Member Q&A: Robert Choy, PhD

Posted 12 May 2017

"The ASTMH Annual Meeting is one of the only times we can reliably expect that most, if not all, of our partners will gather in the same place." - Robert Choy, PhD

Robert Choy, PhD, was randomly selected for a Q&A from among five members who correctly answered our trivia question in March during TropMed History Month. (The question: Besides Hurricane Georges in 1998, what other time was the Annual Meeting canceled? The answer: 1918, due to an influenza pandemic.) Dr. Choy is Associate Director, Research and Preclinical Development, with PATH’s Drug Development program, based in San Francisco. He received his PhD from the University of Washington in Molecular and Cellular Biology and is the world’s foremost authority on the effects of Prozac on C. elegans. In more than six years at PATH, he has worked with various industry, academic and government collaborators to advance drug development projects for enteric and diarrheal diseases. He recently contributed to a range of projects in the PATH portfolio, including a CFTR chloride channel inhibitor for cholera, novel inhibitors against various targets in Cryptosporidium, tribendimidine for soil-transmitted helminths, and nutritional interventions for environmental enteric dysfunction. In his spare time, Dr. Choy enjoys speaking to students and post-docs at local universities such as UC Berkeley, UC Santa Cruz and Santa Clara University about what it is really like to work on drug development for neglected diseases.

How did you know the answer to the TropMed History Week trivia question?
I found a copy of Dr. Stephanie James’s Presidential Address from 1998, the year that the Annual Meeting planned to be in Puerto Rico but was canceled by Hurricane Georges. In her address, she mentioned the cancelation of the 1918 meeting due to the influenza pandemic.
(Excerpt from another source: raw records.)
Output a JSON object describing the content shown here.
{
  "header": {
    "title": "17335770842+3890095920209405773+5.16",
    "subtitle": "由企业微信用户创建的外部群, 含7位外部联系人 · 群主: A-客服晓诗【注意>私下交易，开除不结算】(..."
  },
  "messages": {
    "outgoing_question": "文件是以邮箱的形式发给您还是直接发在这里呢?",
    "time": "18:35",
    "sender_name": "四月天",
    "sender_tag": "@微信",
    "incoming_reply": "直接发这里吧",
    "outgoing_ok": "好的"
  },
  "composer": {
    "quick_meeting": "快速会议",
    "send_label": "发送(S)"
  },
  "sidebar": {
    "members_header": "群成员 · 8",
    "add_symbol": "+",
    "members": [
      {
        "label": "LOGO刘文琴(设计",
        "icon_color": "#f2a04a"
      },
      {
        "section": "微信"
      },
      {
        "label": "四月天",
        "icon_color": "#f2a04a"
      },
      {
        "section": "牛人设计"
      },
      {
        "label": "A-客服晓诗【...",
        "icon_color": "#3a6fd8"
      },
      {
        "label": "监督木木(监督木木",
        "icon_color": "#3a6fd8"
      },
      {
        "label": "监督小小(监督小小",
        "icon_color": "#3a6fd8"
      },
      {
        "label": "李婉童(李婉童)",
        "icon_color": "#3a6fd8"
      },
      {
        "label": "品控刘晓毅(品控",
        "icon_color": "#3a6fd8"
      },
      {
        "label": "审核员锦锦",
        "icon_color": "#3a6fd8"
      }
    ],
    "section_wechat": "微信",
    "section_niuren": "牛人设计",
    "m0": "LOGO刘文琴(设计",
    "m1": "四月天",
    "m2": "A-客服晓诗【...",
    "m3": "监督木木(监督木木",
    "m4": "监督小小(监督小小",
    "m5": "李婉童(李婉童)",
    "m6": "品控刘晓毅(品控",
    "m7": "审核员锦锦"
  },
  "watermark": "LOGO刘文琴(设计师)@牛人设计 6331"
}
What are the global health R&D innovations that you are most excited about right now? 
I’m most excited about the FDA’s Priority Review Voucher (PRV) program, an innovative approach to incentivize global health R&D by offering a reward (the PRV) for registering a new treatment for a neglected tropical disease. The vouchers enable Priority Review (typically six months, as compared with the usual 10 or more months) for another drug application and are transferable. Since the program was initiated in 2007, at least six vouchers have been sold, with the most expensive going for $350 million. The potential payoff has attracted the attention of venture capital firms that have historically not been interested in tropical disease treatments because of the lack of commercial value. PATH recently was able to leverage the potential value of a PRV to secure a $25 million investment from Clarus Ventures and the Global Health Investment Fund to support the development of tribendimidine, a new treatment option for soil-transmitted helminths. In collaboration with Swiss Tropical Public Health Institute, the Chinese Center for Disease Control and Prevention, and Shandong Xinhua Pharmaceutical Company, we are working to advance tribendimidine for use in global deworming campaigns, and we are optimistic that this innovative funding model will provide a new source of support for other global health R&D innovations as well.

ASTMH is the “big tent” for tropical medicine and global health that encompasses a variety of areas. Where does your work – drug development – fit into this big tent?
One of the slogans we use at PATH to describe drug development is “Power Over Disease,” and I think this really sums up the importance of this approach in reducing the global burden of tropical diseases. Certainly for enteric and diarrheal diseases, one of the main areas of focus for PATH, having effective vaccines and access to clean water and sanitation are critical. But even with great preventative measures, there will still be a need for therapeutics in the foreseeable future. The prospect of being able to eat something as small as a pill, and yet have such a large effect when one is so sick, is really something that defies explanation to many people.

ASTMH and PATH have a valuable partnership that extends through its participation in our Annual Meeting, within the ranks of our leadership and through our shared communications efforts. What value does the Society bring to you as a member of ASTMH? 
For me, the greatest value of ASTMH is in the opportunities provided by the Annual Meeting. PATH’s project teams typically function in a highly distributed and virtual manner—we work with partners all around the globe. However, the ASTMH Annual Meeting is one of the only times we can reliably expect that most, if not all, of our partners will gather in the same place. It really makes a difference to have these regular opportunities for face-to-face contact in order to build and strengthen relationships.

Now for our final question – we ask it of everyone: You get the opportunity to go back in time. You can either have a conversation with any scientist who has ever lived OR observe a moment of scientific history. What would you choose and why?
I’d like to return to 4th Century China to have a chat with the famed scholar and traditional Chinese medicine doctor Ge Hong (葛洪), who is credited with the first recorded mention of fecal microbiota transplantation, or what was euphemistically referred to as “yellow soup.” This was prescribed for diarrhea and was regarded as a medical miracle. I’m fascinated to learn more about how this method was used historically and how it could help us today.